Mining

PNG Business News - July 21, 2021

Garry: MRA Evaluating K50 Billion Worth of Investments

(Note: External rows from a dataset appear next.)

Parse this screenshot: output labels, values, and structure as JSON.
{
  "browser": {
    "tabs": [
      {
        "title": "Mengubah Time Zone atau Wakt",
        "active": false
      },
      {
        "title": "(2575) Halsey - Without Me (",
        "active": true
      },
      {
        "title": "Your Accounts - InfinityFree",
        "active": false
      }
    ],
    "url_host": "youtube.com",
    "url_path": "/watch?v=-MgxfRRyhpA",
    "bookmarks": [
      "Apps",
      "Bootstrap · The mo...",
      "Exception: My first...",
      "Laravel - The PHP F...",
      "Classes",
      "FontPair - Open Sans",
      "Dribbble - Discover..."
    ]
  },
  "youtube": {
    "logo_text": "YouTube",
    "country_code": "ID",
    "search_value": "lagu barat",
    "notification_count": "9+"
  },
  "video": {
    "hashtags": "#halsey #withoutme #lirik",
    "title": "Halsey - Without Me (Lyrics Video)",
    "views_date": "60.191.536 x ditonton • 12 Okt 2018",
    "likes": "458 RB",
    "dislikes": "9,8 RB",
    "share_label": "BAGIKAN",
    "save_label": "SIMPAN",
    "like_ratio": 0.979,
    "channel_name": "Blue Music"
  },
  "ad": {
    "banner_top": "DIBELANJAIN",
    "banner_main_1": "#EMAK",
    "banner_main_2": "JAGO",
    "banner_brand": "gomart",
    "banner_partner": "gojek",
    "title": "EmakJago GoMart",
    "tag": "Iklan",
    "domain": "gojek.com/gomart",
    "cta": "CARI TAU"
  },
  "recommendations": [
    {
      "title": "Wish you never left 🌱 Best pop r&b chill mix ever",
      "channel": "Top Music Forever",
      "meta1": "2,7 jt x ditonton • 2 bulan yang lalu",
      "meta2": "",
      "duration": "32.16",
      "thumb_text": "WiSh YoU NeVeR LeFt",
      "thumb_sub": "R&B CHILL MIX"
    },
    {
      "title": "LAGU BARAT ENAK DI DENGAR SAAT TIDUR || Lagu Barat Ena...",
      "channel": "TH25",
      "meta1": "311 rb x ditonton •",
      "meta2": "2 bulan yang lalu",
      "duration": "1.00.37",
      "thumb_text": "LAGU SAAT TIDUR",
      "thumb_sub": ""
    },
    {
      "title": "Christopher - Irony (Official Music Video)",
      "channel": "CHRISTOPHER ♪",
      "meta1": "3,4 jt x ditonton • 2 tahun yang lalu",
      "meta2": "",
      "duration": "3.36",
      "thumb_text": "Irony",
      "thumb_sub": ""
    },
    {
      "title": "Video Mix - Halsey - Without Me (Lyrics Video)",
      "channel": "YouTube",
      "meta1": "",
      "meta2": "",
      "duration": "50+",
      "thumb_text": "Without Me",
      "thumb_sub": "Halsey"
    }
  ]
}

According to managing director Jerry Garry, the Mineral Resources Authority is evaluating more than K50 billion in investments in the country. Wafi-Golpu, Frieda River, and Woodlark are among them. “We are also looking at the Central Lime and Cement,” he said. “If that project comes on-stream, it will be one of the first industrial mines ever built in the country.” Garry was speaking at a Port Moresby consultation session on the Mine and Works (Safety and Health) Bill 2021. PNG, he added, was home to some of the world's largest mines. “We have grown from strength to strength,” he said. “If you compare the Bank of PNG statistics, the mining sector alone, in terms of production, has exported over K17 billion in 2020 and 2019. “So it’s a huge industry that we are trying to regulate and manage.” Garry expressed gratitude to the industry for making safety a primary priority. “They have been taking health and safety at the workplaces very seriously,” he said. “We must not only consider (the workers) and the environment but also people living around the (areas) we operate in. “And if we are using any hazards, we must also take responsibility.” The newest mining methods in Wafi-Golpu, known as block cave mining, are one of the new things to expect, according to Garry. “New mining hazards will come with this new mining method,” he said.   Reference: The National (20 July 2021). “Authority assessing investments worth K50bil”.

Join Papua New Guinea's

Business Community

Be the "First" to get our exclusive Digital Magazine & Weekly Newsletter.